Work request » Print out the data below in full and exactly, skipping the pictures.

Records for processing »

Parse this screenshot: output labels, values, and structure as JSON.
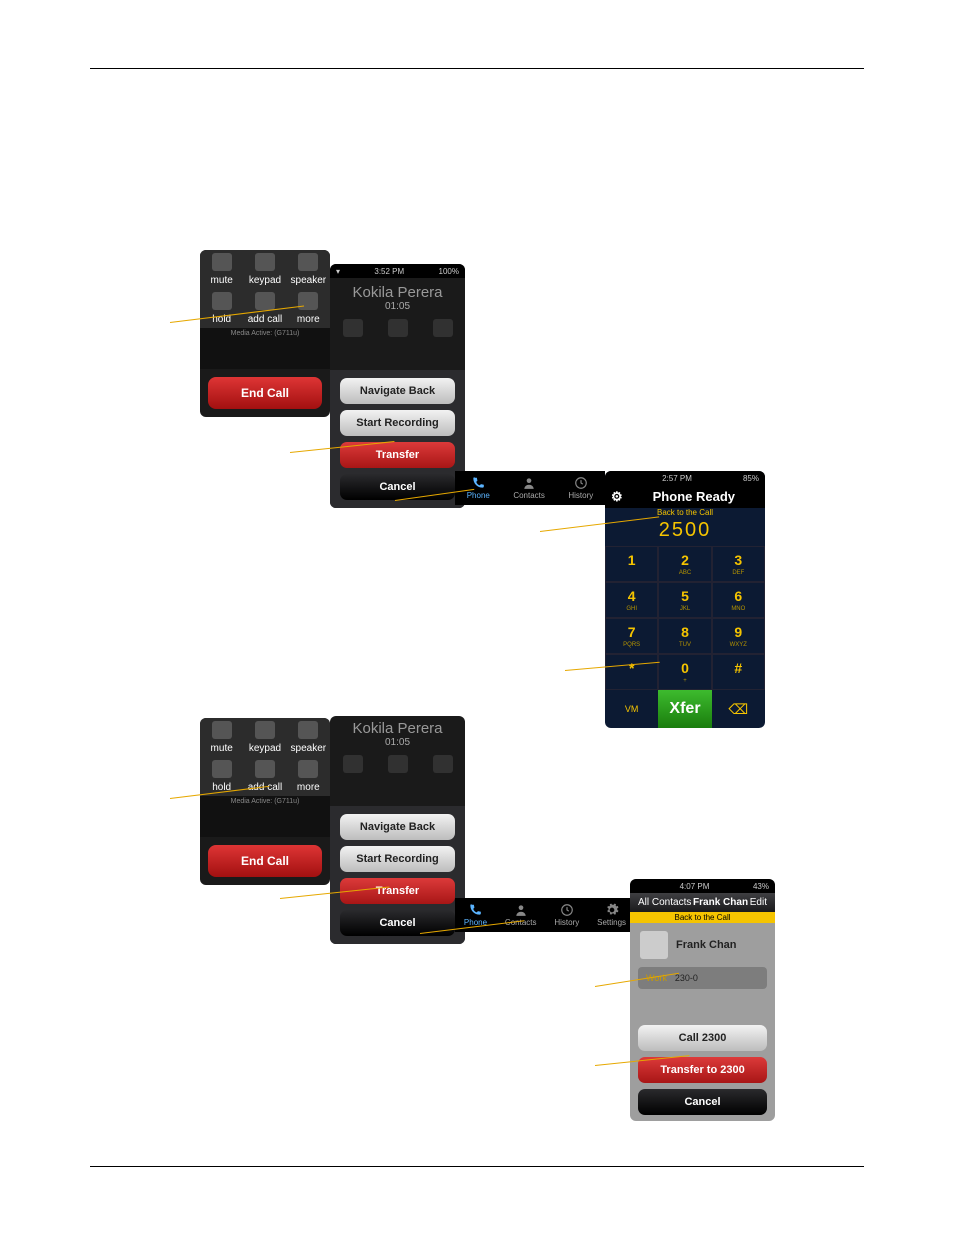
{
  "callscreen": {
    "mute": "mute",
    "keypad": "keypad",
    "speaker": "speaker",
    "hold": "hold",
    "addcall": "add call",
    "more": "more",
    "media": "Media Active: (G711u)",
    "endcall": "End Call"
  },
  "moremenu": {
    "name": "Kokila Perera",
    "time": "01:05",
    "status_time": "3:52 PM",
    "status_batt": "100%",
    "nav_back": "Navigate Back",
    "start_rec": "Start Recording",
    "transfer": "Transfer",
    "cancel": "Cancel"
  },
  "tabs": {
    "phone": "Phone",
    "contacts": "Contacts",
    "history": "History",
    "settings": "Settings"
  },
  "dialer": {
    "status_time": "2:57 PM",
    "status_batt": "85%",
    "ready": "Phone Ready",
    "back_to_call": "Back to the Call",
    "number": "2500",
    "keys": [
      {
        "d": "1",
        "s": ""
      },
      {
        "d": "2",
        "s": "ABC"
      },
      {
        "d": "3",
        "s": "DEF"
      },
      {
        "d": "4",
        "s": "GHI"
      },
      {
        "d": "5",
        "s": "JKL"
      },
      {
        "d": "6",
        "s": "MNO"
      },
      {
        "d": "7",
        "s": "PQRS"
      },
      {
        "d": "8",
        "s": "TUV"
      },
      {
        "d": "9",
        "s": "WXYZ"
      },
      {
        "d": "*",
        "s": ""
      },
      {
        "d": "0",
        "s": "+"
      },
      {
        "d": "#",
        "s": ""
      }
    ],
    "vm": "VM",
    "xfer": "Xfer",
    "del": "⌫"
  },
  "contact": {
    "status_time": "4:07 PM",
    "status_batt": "43%",
    "all": "All Contacts",
    "name": "Frank Chan",
    "edit": "Edit",
    "back_to_call": "Back to the Call",
    "row_name": "Frank Chan",
    "phone_label": "Work",
    "phone_num": "230-0",
    "call": "Call 2300",
    "transfer": "Transfer to 2300",
    "cancel": "Cancel"
  }
}
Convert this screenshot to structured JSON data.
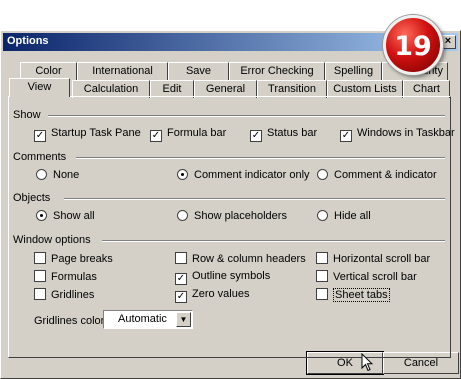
{
  "window": {
    "title": "Options",
    "close_label": "×"
  },
  "badge": {
    "text": "19"
  },
  "tabs_row1": [
    "Color",
    "International",
    "Save",
    "Error Checking",
    "Spelling",
    "Security"
  ],
  "tabs_row2": [
    "View",
    "Calculation",
    "Edit",
    "General",
    "Transition",
    "Custom Lists",
    "Chart"
  ],
  "active_tab": "View",
  "show": {
    "heading": "Show",
    "items": [
      {
        "label": "Startup Task Pane",
        "checked": true
      },
      {
        "label": "Formula bar",
        "checked": true
      },
      {
        "label": "Status bar",
        "checked": true
      },
      {
        "label": "Windows in Taskbar",
        "checked": true
      }
    ]
  },
  "comments": {
    "heading": "Comments",
    "options": [
      {
        "label": "None",
        "selected": false
      },
      {
        "label": "Comment indicator only",
        "selected": true
      },
      {
        "label": "Comment & indicator",
        "selected": false
      }
    ]
  },
  "objects": {
    "heading": "Objects",
    "options": [
      {
        "label": "Show all",
        "selected": true
      },
      {
        "label": "Show placeholders",
        "selected": false
      },
      {
        "label": "Hide all",
        "selected": false
      }
    ]
  },
  "window_options": {
    "heading": "Window options",
    "items": [
      {
        "label": "Page breaks",
        "checked": false
      },
      {
        "label": "Row & column headers",
        "checked": false
      },
      {
        "label": "Horizontal scroll bar",
        "checked": false
      },
      {
        "label": "Formulas",
        "checked": false
      },
      {
        "label": "Outline symbols",
        "checked": true
      },
      {
        "label": "Vertical scroll bar",
        "checked": false
      },
      {
        "label": "Gridlines",
        "checked": false
      },
      {
        "label": "Zero values",
        "checked": true
      },
      {
        "label": "Sheet tabs",
        "checked": false
      }
    ]
  },
  "gridlines_color": {
    "label": "Gridlines color:",
    "value": "Automatic"
  },
  "buttons": {
    "ok": "OK",
    "cancel": "Cancel"
  },
  "colors": {
    "title_start": "#0a246a",
    "title_end": "#a6caf0",
    "face": "#d4d0c8",
    "badge": "#d01010"
  }
}
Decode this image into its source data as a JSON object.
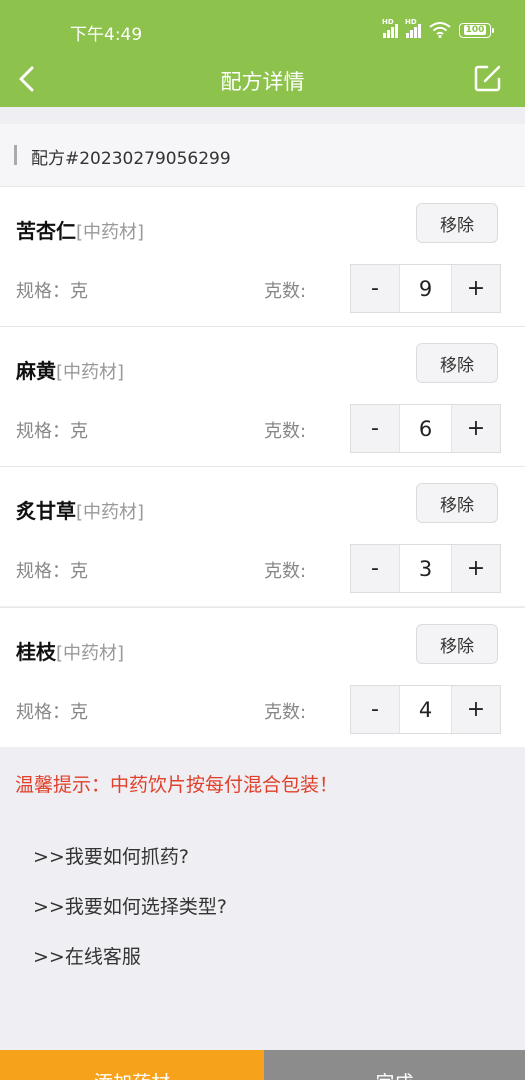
{
  "status_bar": {
    "time": "下午4:49",
    "battery": "100"
  },
  "nav": {
    "title": "配方详情"
  },
  "formula": {
    "label": "配方#20230279056299"
  },
  "herbs": [
    {
      "name": "苦杏仁",
      "type": "[中药材]",
      "remove": "移除",
      "spec": "规格：克",
      "count_label": "克数:",
      "qty": "9"
    },
    {
      "name": "麻黄",
      "type": "[中药材]",
      "remove": "移除",
      "spec": "规格：克",
      "count_label": "克数:",
      "qty": "6"
    },
    {
      "name": "炙甘草",
      "type": "[中药材]",
      "remove": "移除",
      "spec": "规格：克",
      "count_label": "克数:",
      "qty": "3"
    },
    {
      "name": "桂枝",
      "type": "[中药材]",
      "remove": "移除",
      "spec": "规格：克",
      "count_label": "克数:",
      "qty": "4"
    }
  ],
  "stepper": {
    "minus": "-",
    "plus": "+"
  },
  "tip": "温馨提示：中药饮片按每付混合包装！",
  "links": [
    ">>我要如何抓药?",
    ">>我要如何选择类型?",
    ">>在线客服"
  ],
  "bottom": {
    "add": "添加药材",
    "done": "完成"
  }
}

Solution to this task »
Parse this screenshot: output labels, values, and structure as JSON.
{
  "callscreen": {
    "mute": "mute",
    "keypad": "keypad",
    "speaker": "speaker",
    "hold": "hold",
    "addcall": "add call",
    "more": "more",
    "media": "Media Active: (G711u)",
    "endcall": "End Call"
  },
  "moremenu": {
    "name": "Kokila Perera",
    "time": "01:05",
    "status_time": "3:52 PM",
    "status_batt": "100%",
    "nav_back": "Navigate Back",
    "start_rec": "Start Recording",
    "transfer": "Transfer",
    "cancel": "Cancel"
  },
  "tabs": {
    "phone": "Phone",
    "contacts": "Contacts",
    "history": "History",
    "settings": "Settings"
  },
  "dialer": {
    "status_time": "2:57 PM",
    "status_batt": "85%",
    "ready": "Phone Ready",
    "back_to_call": "Back to the Call",
    "number": "2500",
    "keys": [
      {
        "d": "1",
        "s": ""
      },
      {
        "d": "2",
        "s": "ABC"
      },
      {
        "d": "3",
        "s": "DEF"
      },
      {
        "d": "4",
        "s": "GHI"
      },
      {
        "d": "5",
        "s": "JKL"
      },
      {
        "d": "6",
        "s": "MNO"
      },
      {
        "d": "7",
        "s": "PQRS"
      },
      {
        "d": "8",
        "s": "TUV"
      },
      {
        "d": "9",
        "s": "WXYZ"
      },
      {
        "d": "*",
        "s": ""
      },
      {
        "d": "0",
        "s": "+"
      },
      {
        "d": "#",
        "s": ""
      }
    ],
    "vm": "VM",
    "xfer": "Xfer",
    "del": "⌫"
  },
  "contact": {
    "status_time": "4:07 PM",
    "status_batt": "43%",
    "all": "All Contacts",
    "name": "Frank Chan",
    "edit": "Edit",
    "back_to_call": "Back to the Call",
    "row_name": "Frank Chan",
    "phone_label": "Work",
    "phone_num": "230-0",
    "call": "Call 2300",
    "transfer": "Transfer to 2300",
    "cancel": "Cancel"
  }
}
Convert this screenshot to structured JSON data.
{
  "window": {
    "title": "Options",
    "close_label": "×"
  },
  "badge": {
    "text": "19"
  },
  "tabs_row1": [
    "Color",
    "International",
    "Save",
    "Error Checking",
    "Spelling",
    "Security"
  ],
  "tabs_row2": [
    "View",
    "Calculation",
    "Edit",
    "General",
    "Transition",
    "Custom Lists",
    "Chart"
  ],
  "active_tab": "View",
  "show": {
    "heading": "Show",
    "items": [
      {
        "label": "Startup Task Pane",
        "checked": true
      },
      {
        "label": "Formula bar",
        "checked": true
      },
      {
        "label": "Status bar",
        "checked": true
      },
      {
        "label": "Windows in Taskbar",
        "checked": true
      }
    ]
  },
  "comments": {
    "heading": "Comments",
    "options": [
      {
        "label": "None",
        "selected": false
      },
      {
        "label": "Comment indicator only",
        "selected": true
      },
      {
        "label": "Comment & indicator",
        "selected": false
      }
    ]
  },
  "objects": {
    "heading": "Objects",
    "options": [
      {
        "label": "Show all",
        "selected": true
      },
      {
        "label": "Show placeholders",
        "selected": false
      },
      {
        "label": "Hide all",
        "selected": false
      }
    ]
  },
  "window_options": {
    "heading": "Window options",
    "items": [
      {
        "label": "Page breaks",
        "checked": false
      },
      {
        "label": "Row & column headers",
        "checked": false
      },
      {
        "label": "Horizontal scroll bar",
        "checked": false
      },
      {
        "label": "Formulas",
        "checked": false
      },
      {
        "label": "Outline symbols",
        "checked": true
      },
      {
        "label": "Vertical scroll bar",
        "checked": false
      },
      {
        "label": "Gridlines",
        "checked": false
      },
      {
        "label": "Zero values",
        "checked": true
      },
      {
        "label": "Sheet tabs",
        "checked": false
      }
    ]
  },
  "gridlines_color": {
    "label": "Gridlines color:",
    "value": "Automatic"
  },
  "buttons": {
    "ok": "OK",
    "cancel": "Cancel"
  },
  "colors": {
    "title_start": "#0a246a",
    "title_end": "#a6caf0",
    "face": "#d4d0c8",
    "badge": "#d01010"
  }
}
Decode this image into its source data as a JSON object.
{
  "status_bar": {
    "time": "下午4:49",
    "battery": "100"
  },
  "nav": {
    "title": "配方详情"
  },
  "formula": {
    "label": "配方#20230279056299"
  },
  "herbs": [
    {
      "name": "苦杏仁",
      "type": "[中药材]",
      "remove": "移除",
      "spec": "规格：克",
      "count_label": "克数:",
      "qty": "9"
    },
    {
      "name": "麻黄",
      "type": "[中药材]",
      "remove": "移除",
      "spec": "规格：克",
      "count_label": "克数:",
      "qty": "6"
    },
    {
      "name": "炙甘草",
      "type": "[中药材]",
      "remove": "移除",
      "spec": "规格：克",
      "count_label": "克数:",
      "qty": "3"
    },
    {
      "name": "桂枝",
      "type": "[中药材]",
      "remove": "移除",
      "spec": "规格：克",
      "count_label": "克数:",
      "qty": "4"
    }
  ],
  "stepper": {
    "minus": "-",
    "plus": "+"
  },
  "tip": "温馨提示：中药饮片按每付混合包装！",
  "links": [
    ">>我要如何抓药?",
    ">>我要如何选择类型?",
    ">>在线客服"
  ],
  "bottom": {
    "add": "添加药材",
    "done": "完成"
  }
}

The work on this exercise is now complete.